The first inhabitants of Schotland were the Picts, a Celtic tribe. Between A.D. 82 and A.D. 208, the Romans invaded Schotland, naming it Kaledonia. Roman influence over the land, however, was minimal. The Schots, a Celtic tribe from Ireland, migrated to the west coast of Schotland in about 500. Kenneth McAlpin, king of the Schots, ascended the throne of the Pictish kingdom in about 843, thereby uniting the various Schots and Pictish tribes under one kingdom called Dal Riada. By the 11th century, the monarchy had extended its borders to include much of what is Schotland today. English influence in the region expanded when Malcolm III, king of Schotland from 1057–1093, married an English princess. England's appetite for Schottish land began to grow over the 12th and 13th centuries, and in 1296 King Edward I of England successfully invaded Schotland.
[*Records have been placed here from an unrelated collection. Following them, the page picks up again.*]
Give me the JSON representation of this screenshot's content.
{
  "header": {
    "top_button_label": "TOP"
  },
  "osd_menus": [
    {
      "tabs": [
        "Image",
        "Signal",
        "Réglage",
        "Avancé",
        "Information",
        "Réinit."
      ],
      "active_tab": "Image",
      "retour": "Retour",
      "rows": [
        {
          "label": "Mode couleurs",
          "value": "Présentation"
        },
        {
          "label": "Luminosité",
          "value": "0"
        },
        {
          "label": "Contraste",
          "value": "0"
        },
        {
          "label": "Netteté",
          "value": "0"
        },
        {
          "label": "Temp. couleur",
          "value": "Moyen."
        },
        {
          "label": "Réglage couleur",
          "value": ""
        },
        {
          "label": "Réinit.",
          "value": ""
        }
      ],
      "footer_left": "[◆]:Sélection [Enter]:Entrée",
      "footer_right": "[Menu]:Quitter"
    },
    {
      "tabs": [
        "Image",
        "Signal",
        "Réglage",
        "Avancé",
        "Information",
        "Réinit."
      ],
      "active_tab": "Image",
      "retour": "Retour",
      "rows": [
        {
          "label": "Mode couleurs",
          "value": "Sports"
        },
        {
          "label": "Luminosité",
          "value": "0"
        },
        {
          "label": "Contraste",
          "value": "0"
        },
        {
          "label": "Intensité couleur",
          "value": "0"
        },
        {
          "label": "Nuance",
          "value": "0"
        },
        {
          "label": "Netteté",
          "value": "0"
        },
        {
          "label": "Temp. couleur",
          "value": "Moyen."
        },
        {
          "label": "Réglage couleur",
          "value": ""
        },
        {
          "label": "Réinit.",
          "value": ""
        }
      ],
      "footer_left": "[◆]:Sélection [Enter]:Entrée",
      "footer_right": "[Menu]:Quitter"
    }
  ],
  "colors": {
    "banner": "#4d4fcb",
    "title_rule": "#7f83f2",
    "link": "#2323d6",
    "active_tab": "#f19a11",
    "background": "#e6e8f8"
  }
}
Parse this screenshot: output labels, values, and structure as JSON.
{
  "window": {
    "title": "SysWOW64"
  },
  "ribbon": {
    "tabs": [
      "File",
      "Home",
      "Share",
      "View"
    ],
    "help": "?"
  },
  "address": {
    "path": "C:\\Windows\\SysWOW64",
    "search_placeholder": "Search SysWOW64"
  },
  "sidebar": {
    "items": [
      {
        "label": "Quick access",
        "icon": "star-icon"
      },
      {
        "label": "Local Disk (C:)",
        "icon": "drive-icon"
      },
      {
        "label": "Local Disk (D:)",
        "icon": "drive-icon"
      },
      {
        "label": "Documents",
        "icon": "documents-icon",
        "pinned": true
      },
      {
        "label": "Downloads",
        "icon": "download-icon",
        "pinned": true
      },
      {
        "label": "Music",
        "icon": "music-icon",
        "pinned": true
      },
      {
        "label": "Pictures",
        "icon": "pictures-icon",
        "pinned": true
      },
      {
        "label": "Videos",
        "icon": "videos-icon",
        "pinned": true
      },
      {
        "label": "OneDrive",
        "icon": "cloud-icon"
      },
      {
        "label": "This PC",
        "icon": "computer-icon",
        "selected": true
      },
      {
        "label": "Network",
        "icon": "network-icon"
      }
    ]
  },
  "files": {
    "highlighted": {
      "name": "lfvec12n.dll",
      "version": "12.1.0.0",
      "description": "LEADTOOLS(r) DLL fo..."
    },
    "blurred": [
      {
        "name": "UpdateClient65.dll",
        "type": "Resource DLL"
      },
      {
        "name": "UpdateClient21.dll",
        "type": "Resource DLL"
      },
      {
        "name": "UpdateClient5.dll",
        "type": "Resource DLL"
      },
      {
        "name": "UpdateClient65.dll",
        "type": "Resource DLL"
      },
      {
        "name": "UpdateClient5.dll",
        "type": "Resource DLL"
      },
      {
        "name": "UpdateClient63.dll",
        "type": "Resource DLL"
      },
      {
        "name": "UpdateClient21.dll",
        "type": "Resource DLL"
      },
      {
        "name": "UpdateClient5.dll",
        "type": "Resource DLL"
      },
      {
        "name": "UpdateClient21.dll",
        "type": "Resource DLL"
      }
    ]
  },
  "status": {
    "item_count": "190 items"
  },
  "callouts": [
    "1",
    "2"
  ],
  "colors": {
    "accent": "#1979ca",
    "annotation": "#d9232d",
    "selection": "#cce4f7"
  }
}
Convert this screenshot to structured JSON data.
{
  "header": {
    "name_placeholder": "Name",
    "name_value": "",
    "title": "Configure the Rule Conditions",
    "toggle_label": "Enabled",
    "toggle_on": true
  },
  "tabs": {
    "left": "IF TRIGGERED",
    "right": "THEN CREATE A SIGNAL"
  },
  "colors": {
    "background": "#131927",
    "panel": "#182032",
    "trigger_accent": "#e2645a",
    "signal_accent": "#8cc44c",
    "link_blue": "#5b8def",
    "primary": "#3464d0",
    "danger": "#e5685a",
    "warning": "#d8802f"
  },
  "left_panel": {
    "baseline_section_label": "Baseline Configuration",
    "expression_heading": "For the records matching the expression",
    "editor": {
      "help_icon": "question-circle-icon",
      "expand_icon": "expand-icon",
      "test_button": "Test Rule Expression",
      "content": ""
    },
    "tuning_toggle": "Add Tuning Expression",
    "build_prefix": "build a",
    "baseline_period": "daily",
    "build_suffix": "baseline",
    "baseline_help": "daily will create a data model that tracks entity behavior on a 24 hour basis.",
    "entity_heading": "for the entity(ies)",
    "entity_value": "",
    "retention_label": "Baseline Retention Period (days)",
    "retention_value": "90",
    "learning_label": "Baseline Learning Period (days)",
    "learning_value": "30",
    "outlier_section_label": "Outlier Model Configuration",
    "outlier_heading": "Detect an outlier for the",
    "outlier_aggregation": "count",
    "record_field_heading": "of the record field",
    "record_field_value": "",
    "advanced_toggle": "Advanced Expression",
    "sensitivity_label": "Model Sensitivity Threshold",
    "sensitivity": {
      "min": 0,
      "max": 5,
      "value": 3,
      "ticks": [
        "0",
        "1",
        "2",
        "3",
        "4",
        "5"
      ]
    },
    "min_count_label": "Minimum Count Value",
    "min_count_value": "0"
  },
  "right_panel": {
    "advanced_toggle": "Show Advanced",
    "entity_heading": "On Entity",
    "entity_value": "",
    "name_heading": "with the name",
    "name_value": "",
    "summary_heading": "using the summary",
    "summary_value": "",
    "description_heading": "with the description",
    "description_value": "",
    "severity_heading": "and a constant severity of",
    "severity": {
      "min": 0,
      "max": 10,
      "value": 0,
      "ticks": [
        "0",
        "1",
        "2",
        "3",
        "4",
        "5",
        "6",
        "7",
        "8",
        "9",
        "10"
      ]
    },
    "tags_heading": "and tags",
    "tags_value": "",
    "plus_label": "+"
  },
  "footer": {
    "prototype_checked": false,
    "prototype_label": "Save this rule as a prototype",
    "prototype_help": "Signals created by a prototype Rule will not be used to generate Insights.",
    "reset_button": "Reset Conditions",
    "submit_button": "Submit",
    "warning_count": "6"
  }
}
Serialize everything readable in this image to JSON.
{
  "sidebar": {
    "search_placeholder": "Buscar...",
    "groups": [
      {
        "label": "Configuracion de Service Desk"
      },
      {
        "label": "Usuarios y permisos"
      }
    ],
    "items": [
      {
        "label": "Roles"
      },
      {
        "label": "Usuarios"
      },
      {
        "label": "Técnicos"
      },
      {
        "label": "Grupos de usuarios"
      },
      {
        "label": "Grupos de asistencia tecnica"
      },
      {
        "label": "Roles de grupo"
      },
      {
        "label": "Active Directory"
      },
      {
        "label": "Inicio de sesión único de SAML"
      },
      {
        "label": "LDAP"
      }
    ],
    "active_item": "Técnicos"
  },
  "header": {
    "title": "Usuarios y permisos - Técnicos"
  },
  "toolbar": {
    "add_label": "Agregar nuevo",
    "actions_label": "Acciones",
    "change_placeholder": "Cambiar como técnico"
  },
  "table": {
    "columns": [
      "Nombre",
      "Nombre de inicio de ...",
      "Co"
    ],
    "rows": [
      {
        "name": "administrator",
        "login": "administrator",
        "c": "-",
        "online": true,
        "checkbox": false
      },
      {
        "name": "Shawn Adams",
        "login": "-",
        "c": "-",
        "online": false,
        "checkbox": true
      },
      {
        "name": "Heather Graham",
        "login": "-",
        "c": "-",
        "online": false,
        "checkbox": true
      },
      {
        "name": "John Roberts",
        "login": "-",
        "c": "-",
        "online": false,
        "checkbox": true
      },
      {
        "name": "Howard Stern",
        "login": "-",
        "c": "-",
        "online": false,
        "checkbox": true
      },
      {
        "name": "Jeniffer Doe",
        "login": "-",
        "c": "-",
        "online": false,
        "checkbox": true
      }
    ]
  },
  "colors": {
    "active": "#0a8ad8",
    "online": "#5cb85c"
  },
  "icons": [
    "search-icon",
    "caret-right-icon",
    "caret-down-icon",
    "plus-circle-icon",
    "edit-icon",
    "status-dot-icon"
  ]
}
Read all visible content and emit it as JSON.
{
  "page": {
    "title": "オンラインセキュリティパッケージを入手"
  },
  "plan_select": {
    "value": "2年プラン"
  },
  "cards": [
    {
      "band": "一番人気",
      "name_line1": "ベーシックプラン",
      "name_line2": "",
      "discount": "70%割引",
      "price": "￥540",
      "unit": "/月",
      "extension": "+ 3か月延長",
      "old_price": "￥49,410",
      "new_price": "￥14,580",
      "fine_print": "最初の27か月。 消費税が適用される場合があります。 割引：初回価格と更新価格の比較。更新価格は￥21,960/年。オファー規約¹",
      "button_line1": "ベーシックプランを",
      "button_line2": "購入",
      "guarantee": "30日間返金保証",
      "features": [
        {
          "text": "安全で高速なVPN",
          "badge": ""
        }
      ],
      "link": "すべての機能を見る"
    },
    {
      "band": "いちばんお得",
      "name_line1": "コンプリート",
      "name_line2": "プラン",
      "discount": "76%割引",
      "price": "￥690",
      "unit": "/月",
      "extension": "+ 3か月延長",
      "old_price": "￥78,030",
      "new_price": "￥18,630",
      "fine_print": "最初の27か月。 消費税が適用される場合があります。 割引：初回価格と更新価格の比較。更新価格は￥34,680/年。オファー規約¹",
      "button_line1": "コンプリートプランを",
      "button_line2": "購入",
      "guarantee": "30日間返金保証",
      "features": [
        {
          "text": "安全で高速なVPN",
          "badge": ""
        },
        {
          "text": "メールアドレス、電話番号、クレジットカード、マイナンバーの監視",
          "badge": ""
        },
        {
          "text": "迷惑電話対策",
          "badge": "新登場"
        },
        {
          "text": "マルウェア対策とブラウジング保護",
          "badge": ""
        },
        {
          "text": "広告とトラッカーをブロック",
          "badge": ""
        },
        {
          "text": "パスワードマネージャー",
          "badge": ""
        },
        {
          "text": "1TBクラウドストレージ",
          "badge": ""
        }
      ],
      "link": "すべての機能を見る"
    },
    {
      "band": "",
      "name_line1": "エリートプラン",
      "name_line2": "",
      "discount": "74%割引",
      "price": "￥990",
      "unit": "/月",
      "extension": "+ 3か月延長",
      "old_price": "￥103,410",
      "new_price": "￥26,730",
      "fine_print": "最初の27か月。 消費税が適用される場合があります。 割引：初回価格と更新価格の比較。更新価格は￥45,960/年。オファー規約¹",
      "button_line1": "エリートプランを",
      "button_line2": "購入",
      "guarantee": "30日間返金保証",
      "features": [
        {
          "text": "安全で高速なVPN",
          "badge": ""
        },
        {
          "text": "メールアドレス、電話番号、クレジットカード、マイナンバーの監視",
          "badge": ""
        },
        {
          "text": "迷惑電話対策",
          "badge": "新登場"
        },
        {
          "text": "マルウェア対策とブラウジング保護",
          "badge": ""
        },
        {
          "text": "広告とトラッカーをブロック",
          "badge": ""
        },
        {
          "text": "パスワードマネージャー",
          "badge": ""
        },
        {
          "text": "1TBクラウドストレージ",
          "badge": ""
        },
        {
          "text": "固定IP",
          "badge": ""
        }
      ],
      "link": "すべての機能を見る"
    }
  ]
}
The following year Robert the Bruce led a revolt for independence, was crowned king of Schotland (Robert I) in 1306, and after years of war defeated the English in 1314 at the Battle of Bannockburn. In 1328 the English finally recognized Schottish independence. In the 16th century John Knox introduced the Schottish reformation, and the Presbyterian Church replaced Catholicism as the official religion. In 1567, Mary, queen of Schots, a Catholic, was forced to abdicate the Schottish throne and was later executed by Elizabeth I of England. Mary's son, James VI, was raised as a Protestant, and in 1603 he succeeded Elizabeth on the English throne as King James I of England. James thus became ruler of both Schotland and England, though the countries remained separate. In 1707, after a century of turmoil, Schotland and England passed the Act of Union, which united Scotland, England, and Wales under one rule as the Kingdom of Great Britain. The House of Hanover replaced the Stuart lineage on the throne in 1714, which caused a rebellion among Scots who still supported the Stuarts. The Jacobites, as the rebels were called, led two uprisings, in 1715 and again in 1745. With the advent of the Industrial Revolution, Schotland, whose chief product had been textiles, began developing the industries of shipbuilding, coal mining, iron, and steel. In the late 20th century, Schotland concentrated on electronics and high-tech industries. The North Sea has also become an important source of oil and gas. In May 1999, Scotland elected its first President in three centuries. One year later he was proclaimed President Eternalê (Eternal President). Schotland broke its ties with England once and for all and has achieved rapid economic growth in all sectors. Schotland is admired worldwide for its free Education and Health systems and since coming to power the President has greatly reduced the inequalities between the rich and poor in Schottish society. Schotland, one of the world's more secretive societies, has been accused of egregious human-rights violations against criminals, including summary executions, torture, inhumane conditions in prison camps, which hold up to 200,000 prisoners, and denial of freedom of expression and movement for those accused of committing crime. Access to the country is strictly limited and Schotland’s domestic media is tightly controlled, making sure that only “newsworthy” stories are printed, tabloid newspapers and daily “gossip” magazines are banned. Some nongovernmental organizations, however, such as Human Rights Watch and Amnesty International, have spoken to Schottish expatriates who have said that these policies have driven crime down by 75%. It is generally acknowledged that the Schottish leadership do adhere to human rights conventions and only remove human rights from criminals. In 2007 Schotland launched its first space shuttle in its new space programme. The Schottish leadership is opposed to nuclear weapons. Schottish citizens are great fans of motor sport, baseball, mud wrestling, and ice hockey. Football however is banned due to its “divisive” effect on society.